In 2005, Michael Ignatieff left a teaching job at Harvard to enter politics in his native Canada with hopes of becoming prime minister. He quickly came to understand how politics is different from academia. In academia, you use words to persuade or discover; in politics, you use words to establish a connection. Academia is a cerebral enterprise, but politics is a physical enterprise, a charismatic form of athletics in which you touch people to show you care.
In academia, the goal is to come up with a timeless truth. In politics, timing is everything, knowing when the time is ripe for a certain proposal. In academia, the idea is to take a stand based on what you believe; in politics, the idea is to position yourself along a left-right axis in a way that will differentiate you from your opponents and help you win a majority. In academia, you are rewarded for candour, intellectual rigour and a willingness to follow an idea to its logical conclusion. In politics, all of these traits are ruinous.
Naturally, Ignatieff found the transition to politics more difficult than he imagined. He started his career well enough. He was elected to parliament. Within a year, he was a deputy party leader and, within a few years, he was leader of Canada’s Liberal Party. But he was in over his head and the victim of inexorable historical trends. He was not an effective opposition leader. In his first national election, he and his party were crushed. Ignatieff even lost his own parliamentary seat. It was a humiliating failure which ended his political career.
Fortunately, he did not return with empty hands. His memoir, Fire and Ashes: Success and Failure in Politics, is the best book about what it feels like to be a politician since Richard Ben Cramer’s What It Takes.
Ignatieff was first invited to run for office by some backstage power brokers, even though he hadn’t lived in his country for 30 years. He agreed but wasn’t initially sure why he wanted to do it beyond some vague sense that it would honour his parents. In parliament, he became a total partisan, putting, as one must, loyalty to the group above loyalty to truth. He learned that when you are attacking your opponent, you have to hit his strengths because his weaknesses will take care of themselves. Political discourse, he came to see, is not really a debate about issues; it is a verbal contest to deny your opponents of standing, or as we would say, legitimacy.
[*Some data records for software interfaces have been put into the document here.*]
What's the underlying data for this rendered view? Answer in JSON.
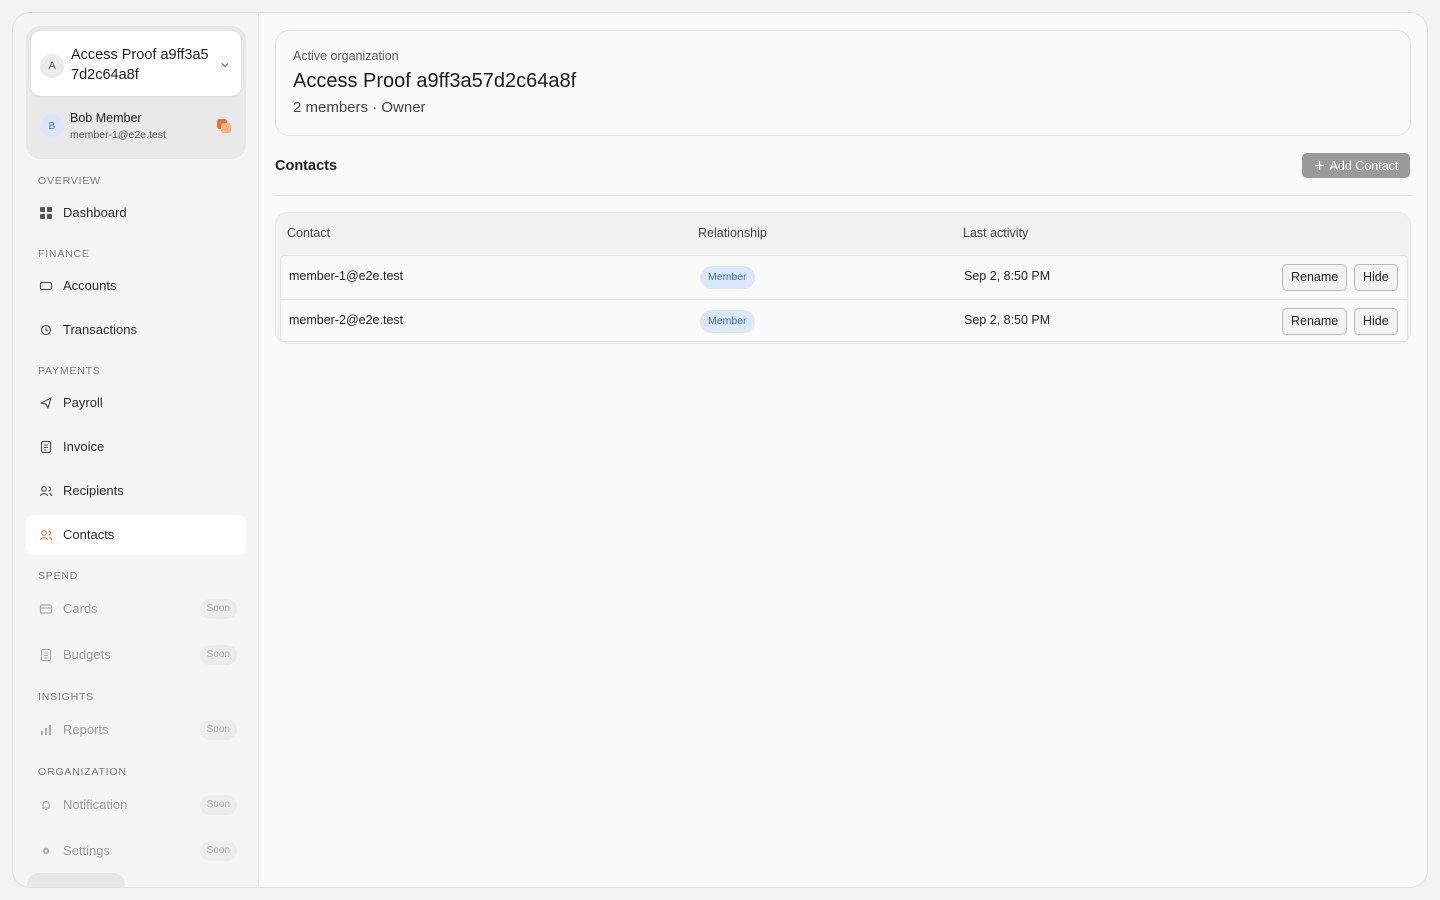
{
  "sidebar": {
    "org": {
      "avatar": "A",
      "name": "Access Proof a9ff3a57d2c64a8f",
      "chevron_icon": "chevron-down-icon"
    },
    "user": {
      "avatar": "B",
      "name": "Bob Member",
      "email": "member-1@e2e.test",
      "badge_icon": "switch-account-icon"
    },
    "sections": {
      "overview": "OVERVIEW",
      "finance": "FINANCE",
      "payments": "PAYMENTS",
      "spend": "SPEND",
      "insights": "INSIGHTS",
      "organization": "ORGANIZATION"
    },
    "items": {
      "dashboard": "Dashboard",
      "accounts": "Accounts",
      "transactions": "Transactions",
      "payroll": "Payroll",
      "invoice": "Invoice",
      "recipients": "Recipients",
      "contacts": "Contacts",
      "cards": "Cards",
      "budgets": "Budgets",
      "reports": "Reports",
      "notification": "Notification",
      "settings": "Settings"
    },
    "soon_label": "Soon",
    "accent_color": "#e8742f"
  },
  "header": {
    "kicker": "Active organization",
    "title": "Access Proof a9ff3a57d2c64a8f",
    "subtitle": "2 members · Owner"
  },
  "contacts": {
    "title": "Contacts",
    "add_label": "Add Contact",
    "columns": {
      "contact": "Contact",
      "relationship": "Relationship",
      "last_activity": "Last activity"
    },
    "rows": [
      {
        "contact": "member-1@e2e.test",
        "relationship": "Member",
        "last_activity": "Sep 2, 8:50 PM",
        "rename": "Rename",
        "hide": "Hide"
      },
      {
        "contact": "member-2@e2e.test",
        "relationship": "Member",
        "last_activity": "Sep 2, 8:50 PM",
        "rename": "Rename",
        "hide": "Hide"
      }
    ]
  }
}
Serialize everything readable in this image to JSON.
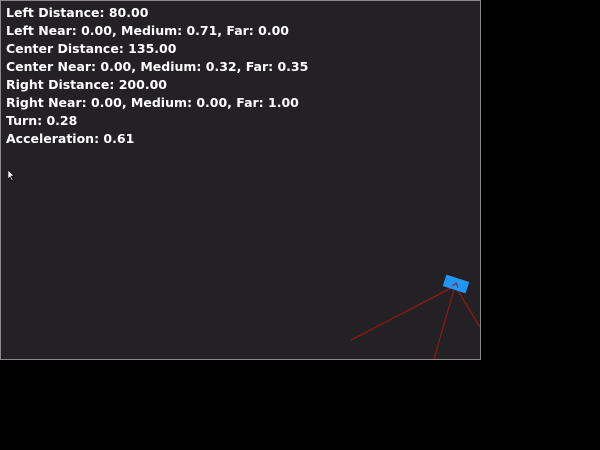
{
  "hud": {
    "left_distance": "Left Distance: 80.00",
    "left_fuzzy": "Left Near: 0.00, Medium: 0.71, Far: 0.00",
    "center_distance": "Center Distance: 135.00",
    "center_fuzzy": "Center Near: 0.00, Medium: 0.32, Far: 0.35",
    "right_distance": "Right Distance: 200.00",
    "right_fuzzy": "Right Near: 0.00, Medium: 0.00, Far: 1.00",
    "turn": "Turn: 0.28",
    "acceleration": "Acceleration: 0.61"
  },
  "colors": {
    "background": "#232124",
    "outer": "#000000",
    "car": "#2196f3",
    "sensor": "#8b1a1a",
    "text": "#ffffff"
  },
  "icons": {
    "cursor": "mouse-pointer-icon",
    "car": "car-icon"
  }
}
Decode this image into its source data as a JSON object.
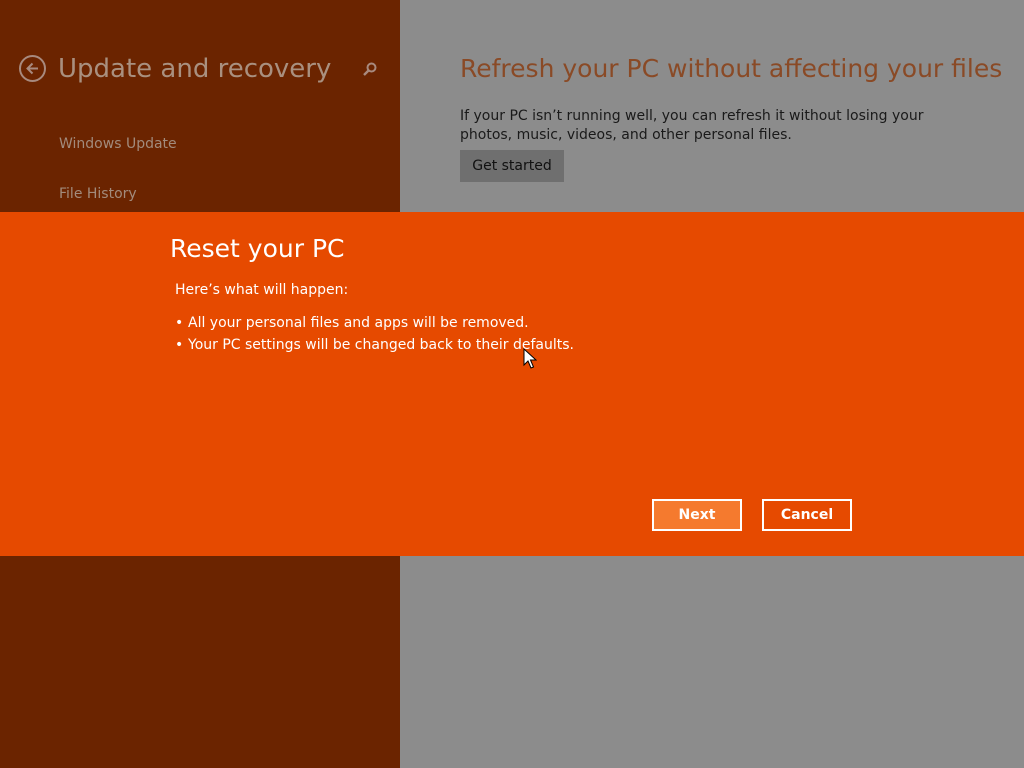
{
  "colors": {
    "left_pane_bg": "#6b2400",
    "right_pane_bg": "#8c8c8c",
    "dialog_bg": "#e64a00",
    "next_button_bg": "#f57a2e"
  },
  "settings": {
    "back_icon": "back-arrow-icon",
    "title": "Update and recovery",
    "search_icon": "search-icon",
    "nav_items": [
      {
        "label": "Windows Update"
      },
      {
        "label": "File History"
      }
    ]
  },
  "refresh": {
    "title": "Refresh your PC without affecting your files",
    "description": "If your PC isn’t running well, you can refresh it without losing your photos, music, videos, and other personal files.",
    "button_label": "Get started"
  },
  "dialog": {
    "title": "Reset your PC",
    "intro": "Here’s what will happen:",
    "bullet_char": "•",
    "items": [
      "All your personal files and apps will be removed.",
      "Your PC settings will be changed back to their defaults."
    ],
    "next_label": "Next",
    "cancel_label": "Cancel"
  }
}
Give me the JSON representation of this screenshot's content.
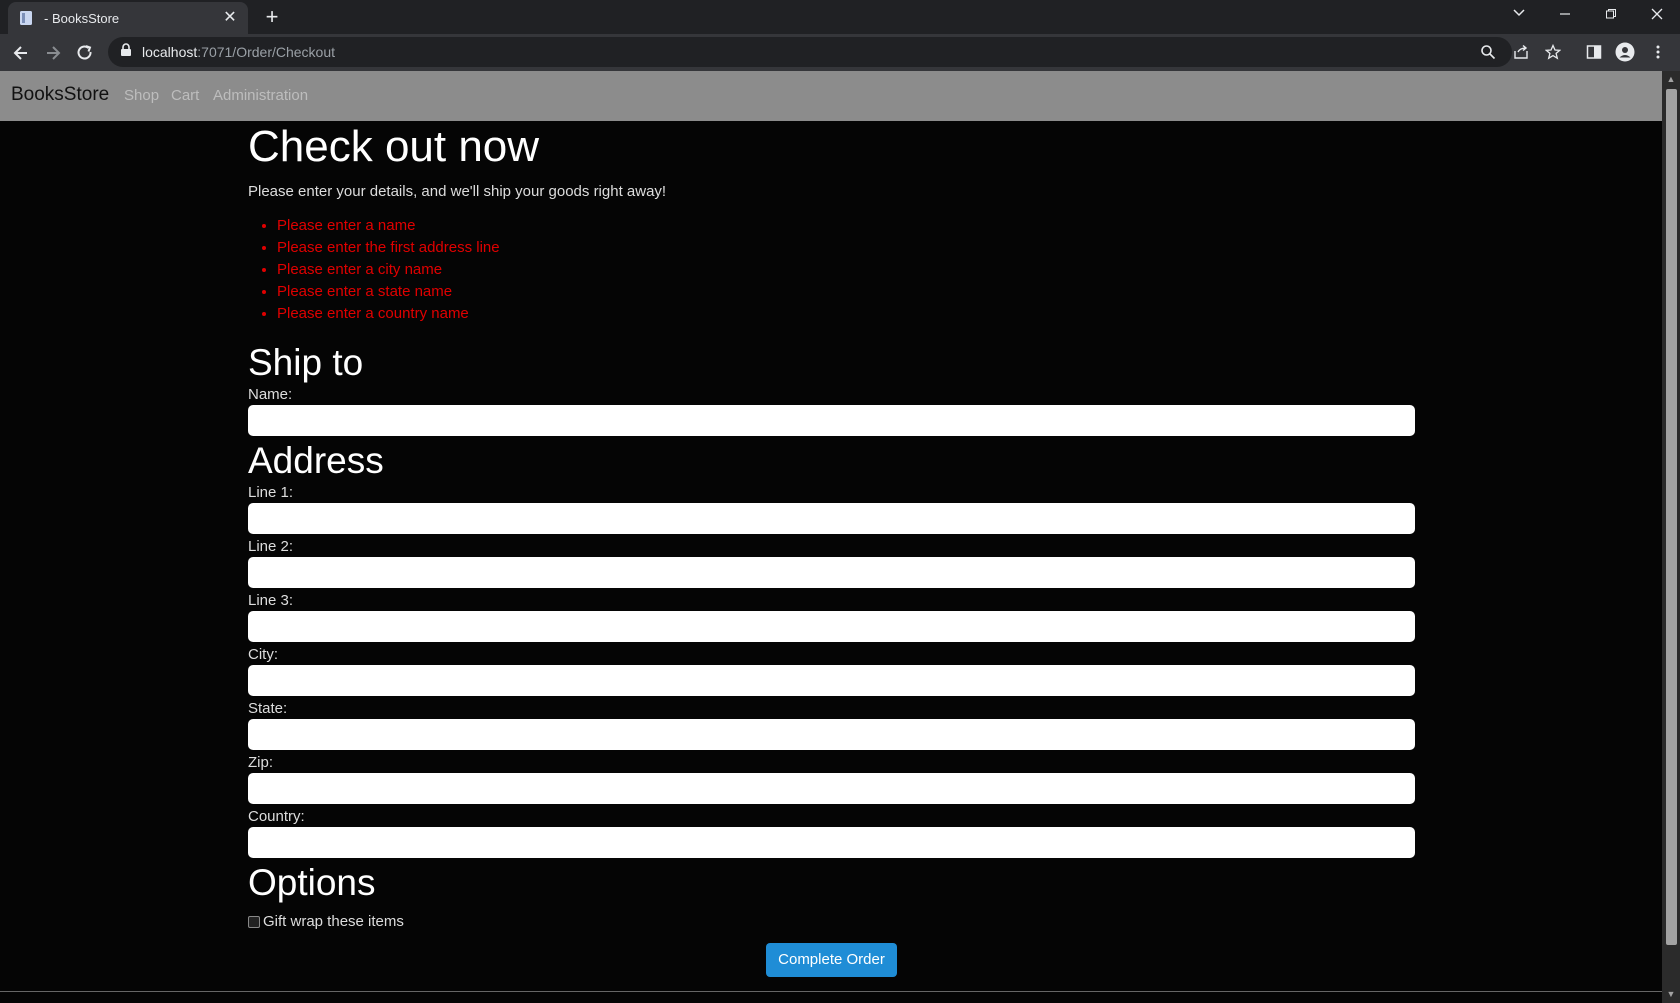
{
  "browser": {
    "tab_title": "- BooksStore",
    "tab_close": "✕",
    "new_tab": "+",
    "url_host": "localhost",
    "url_rest": ":7071/Order/Checkout"
  },
  "nav": {
    "brand": "BooksStore",
    "links": [
      "Shop",
      "Cart",
      "Administration"
    ]
  },
  "page": {
    "title": "Check out now",
    "intro": "Please enter your details, and we'll ship your goods right away!",
    "errors": [
      "Please enter a name",
      "Please enter the first address line",
      "Please enter a city name",
      "Please enter a state name",
      "Please enter a country name"
    ],
    "ship_to": {
      "heading": "Ship to",
      "name_label": "Name:",
      "name_value": ""
    },
    "address": {
      "heading": "Address",
      "line1_label": "Line 1:",
      "line2_label": "Line 2:",
      "line3_label": "Line 3:",
      "city_label": "City:",
      "state_label": "State:",
      "zip_label": "Zip:",
      "country_label": "Country:"
    },
    "options": {
      "heading": "Options",
      "giftwrap_label": "Gift wrap these items",
      "giftwrap_checked": false
    },
    "submit_label": "Complete Order"
  },
  "colors": {
    "error": "#e00000",
    "nav_bg": "#8c8c8c",
    "button": "#1f8dd6"
  }
}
But Ignatieff ultimately delivers a strong defence of politics. Politicians should never imagine themselves superior to the process they are engaged in. Politicians bind people together into communities and nations, he argues. To be a politician is to be “worldly and sinful and yet faithful and fearless at the same time. You put your own immodest ambitions in the service of others. You hope that your ambitions will be redeemed by the good you do.”
Politics, as Max Weber famously said, is the necessary work of strong and slow boring through hard boards. People who do it out of a sense of selfishness and vanity often give up, because the life can be miserable. The people who sustain are usually motivated by a sense of service, and by evidence of the good that laws and programmes can do. Ignatieff failed at politics, but through the refiner’s fire of the political climb, he realised what a tainted but worthwhile calling it can be.